“In conversation, a high-ranking NATO official confessed that the North Atlantic Alliance can be joined by a part of Ukraine with the capital in Lviv, meaning the division of the country into the western and eastern parts. …”
So now Ukraine is surrounded by two countries subscribing to Vladimir Putin’s vision of Ukraine’s division. The Ukrainian Center's for Independent Political Research Ilona Bilan provided a great report on the state of Romanian-Ukrainian relations:
“… According to Moldovan political scientist [Oles] Stan, the international community represented by the West has assigned Ukraine the role of not only ‘loser’ but also ‘victim.’ The process of Ukraine’s disintegration will occur according to the same principle as the split of the USSR and Yugoslavia, since Kyiv allowed the challenge of its borders inherited from the Soviet Union. He also underscored Romania has no intention of limiting its interests to Snake Island, as seen from behaviour of official Bucharest, which assures Ukraine support for EU and NATO integration on the one hand while meddling with its internal affairs on the other.”
“A deputy of the European Parliament from Romania recently registered a bill on preferences for Romanian national minorities up to the creation of ethno-cultural autonomies. In addition, the media reported that positioning himself as the collector of Romanian lands, [president Traian] Basescu has publicly challenged the borders established by the Molotov-Ribbentrop Pact, under which Romania lost a part of its territory - Bessarabia and Northern Bukovina. … the idea of ‘Greater Romania’ is deeply ingrained in the head of the Romanian ruling elite. Taking small steps, Bucharest is realizing its plans by giving out Romanian passports to residents of the Odesa region and Bukovina and trying to integrate these territories not only economically and culturally but also politically.”
“The Romanian minority in Ukraine enjoys much broader rights than the Ukrainian one in Romania. In the Chernivtsi region alone, there are some 140 schools and kindergartens providing tuition in Romanian; periodicals are published in Romanian; TV and radio programs are broadcast in Romanian; Ukrainian citizens study in Romanian higher institutions on preferential terms. According to data of the 2001 Census, more than 50 percent of Ukrainian Romanians do not speak the national language…”
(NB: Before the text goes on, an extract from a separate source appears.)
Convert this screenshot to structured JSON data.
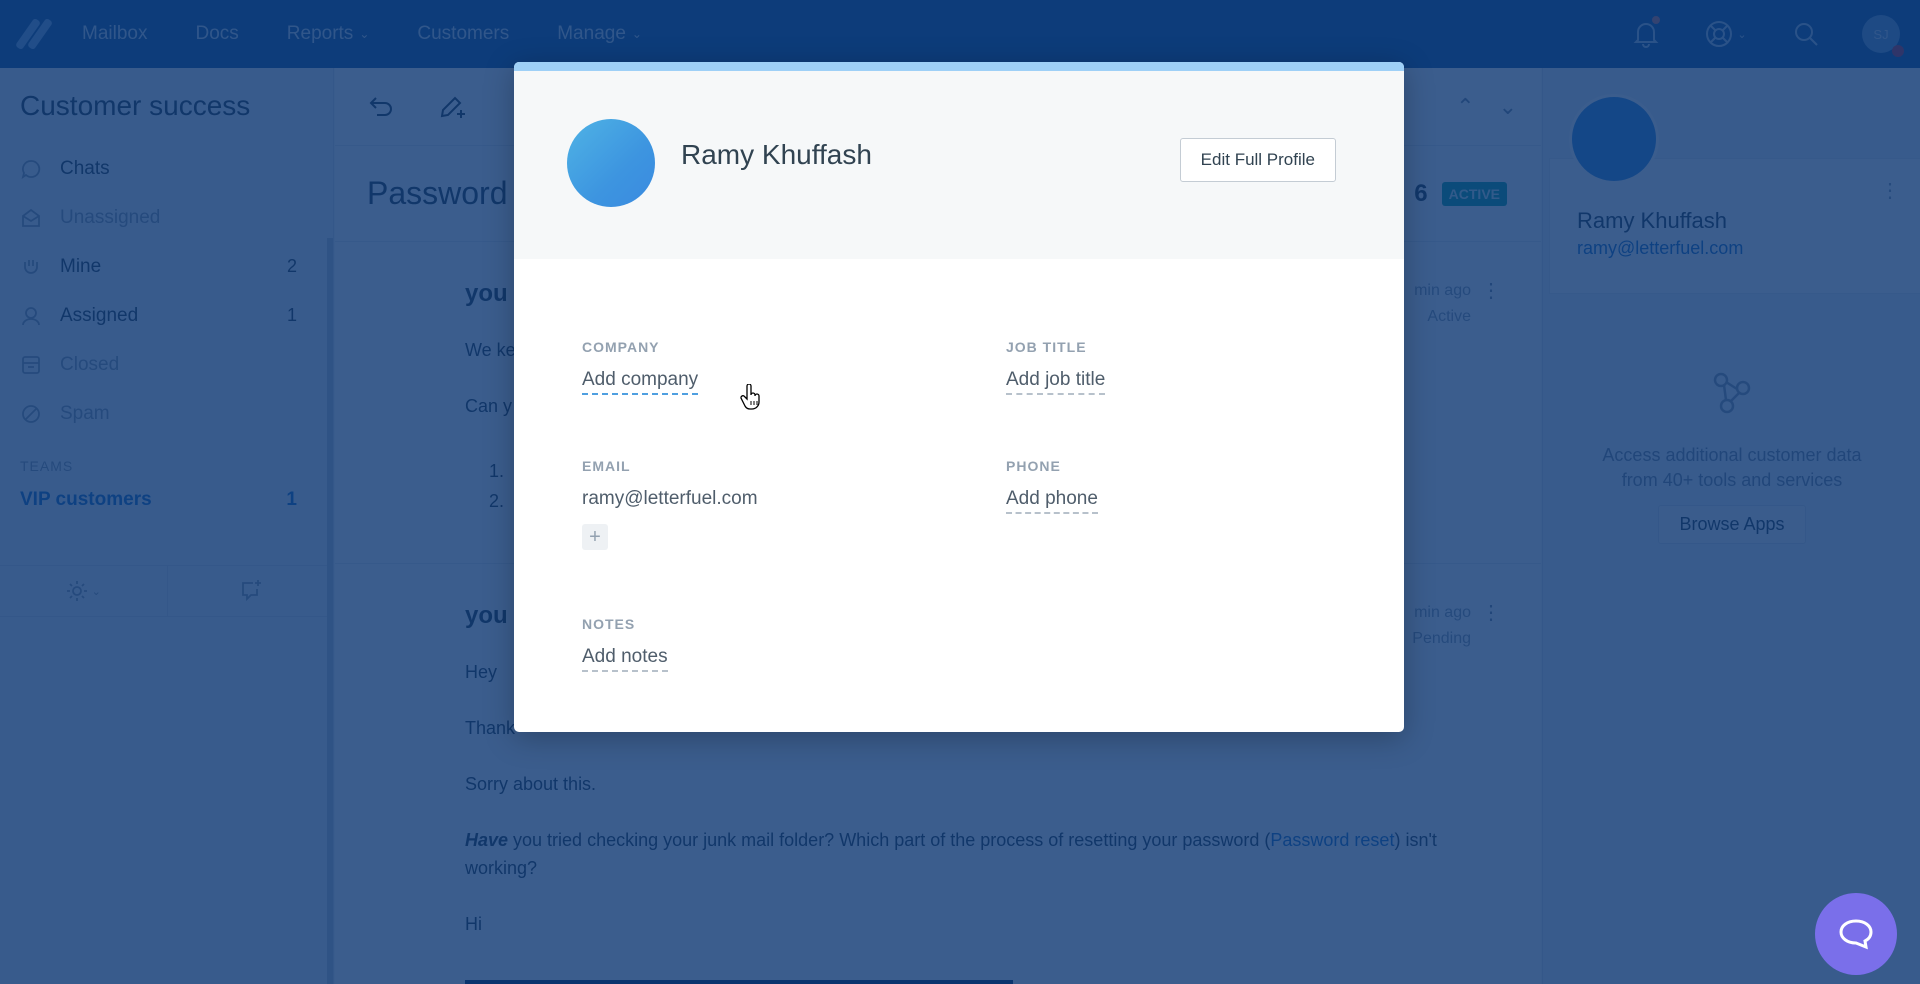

“Nevertheless, Bucharest regularly attempts to accuse Ukraine of violating rights of citizens of Romanian origin and engages in open anti-Ukrainian propaganda. Romania is doing its best to convince Moldovans who live in Ukraine that they are Romanians, because if 20 percent of the population of a certain region represents a national minority, this gives grounds to demand the creation of an ethno-cultural autonomy. Hence, while Ukrainian authorities try to oust Russian TV channels from the Ukrainian information space and to reduce the number of education establishments offering tuition in Russian, on the territory of Ukraine Romania insistently creates its information and cultural space that has long ago expanded beyond the bounds of the Romanian border and has taken on political overtones.”
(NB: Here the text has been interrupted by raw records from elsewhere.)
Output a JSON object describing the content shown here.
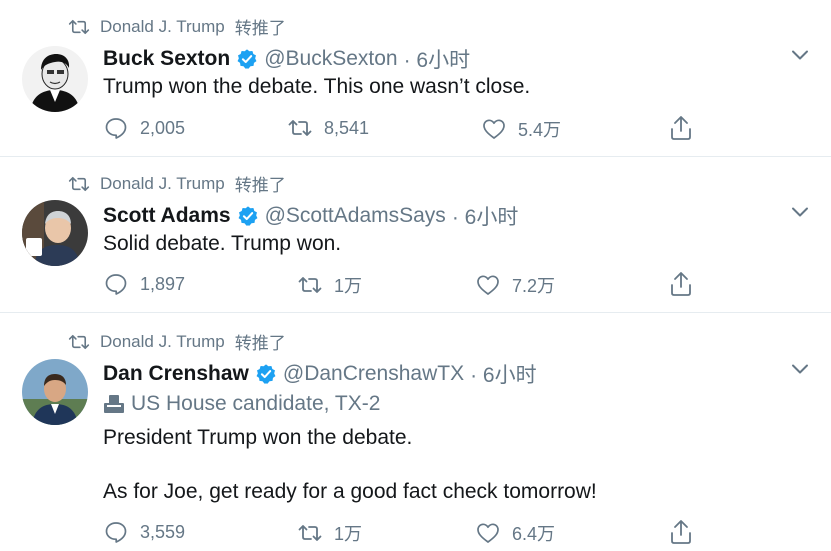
{
  "tweets": [
    {
      "retweeter": "Donald J. Trump",
      "retweet_label": "转推了",
      "name": "Buck Sexton",
      "handle": "@BuckSexton",
      "time": "· 6小时",
      "text": "Trump won the debate. This one wasn’t close.",
      "replies": "2,005",
      "retweets": "8,541",
      "likes": "5.4万"
    },
    {
      "retweeter": "Donald J. Trump",
      "retweet_label": "转推了",
      "name": "Scott Adams",
      "handle": "@ScottAdamsSays",
      "time": "· 6小时",
      "text": "Solid debate. Trump won.",
      "replies": "1,897",
      "retweets": "1万",
      "likes": "7.2万"
    },
    {
      "retweeter": "Donald J. Trump",
      "retweet_label": "转推了",
      "name": "Dan Crenshaw",
      "handle": "@DanCrenshawTX",
      "time": "· 6小时",
      "label": "US House candidate, TX-2",
      "text": "President Trump won the debate.",
      "text2": "As for Joe, get ready for a good fact check tomorrow!",
      "replies": "3,559",
      "retweets": "1万",
      "likes": "6.4万"
    }
  ],
  "colors": {
    "accent": "#1da1f2",
    "secondary": "#657786",
    "text": "#14171a",
    "divider": "#e6ecf0"
  },
  "icons": [
    "retweet-icon",
    "verified-badge-icon",
    "chevron-down-icon",
    "reply-icon",
    "like-icon",
    "share-icon",
    "ballot-box-icon"
  ]
}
‘Nikom ne nuzhni chudishcha: desuverenizatsiya Ukrayiny,’ Interview with Sergei Karaganov, Russki Zhurnal, March 20, 2009
‘Unfriendly Steps of a Friendly Country,’ by Ilona Bilan, Ukrainian Center for Independent Political Research Update, March 24, 2009, Vol. 15, No. 8(568)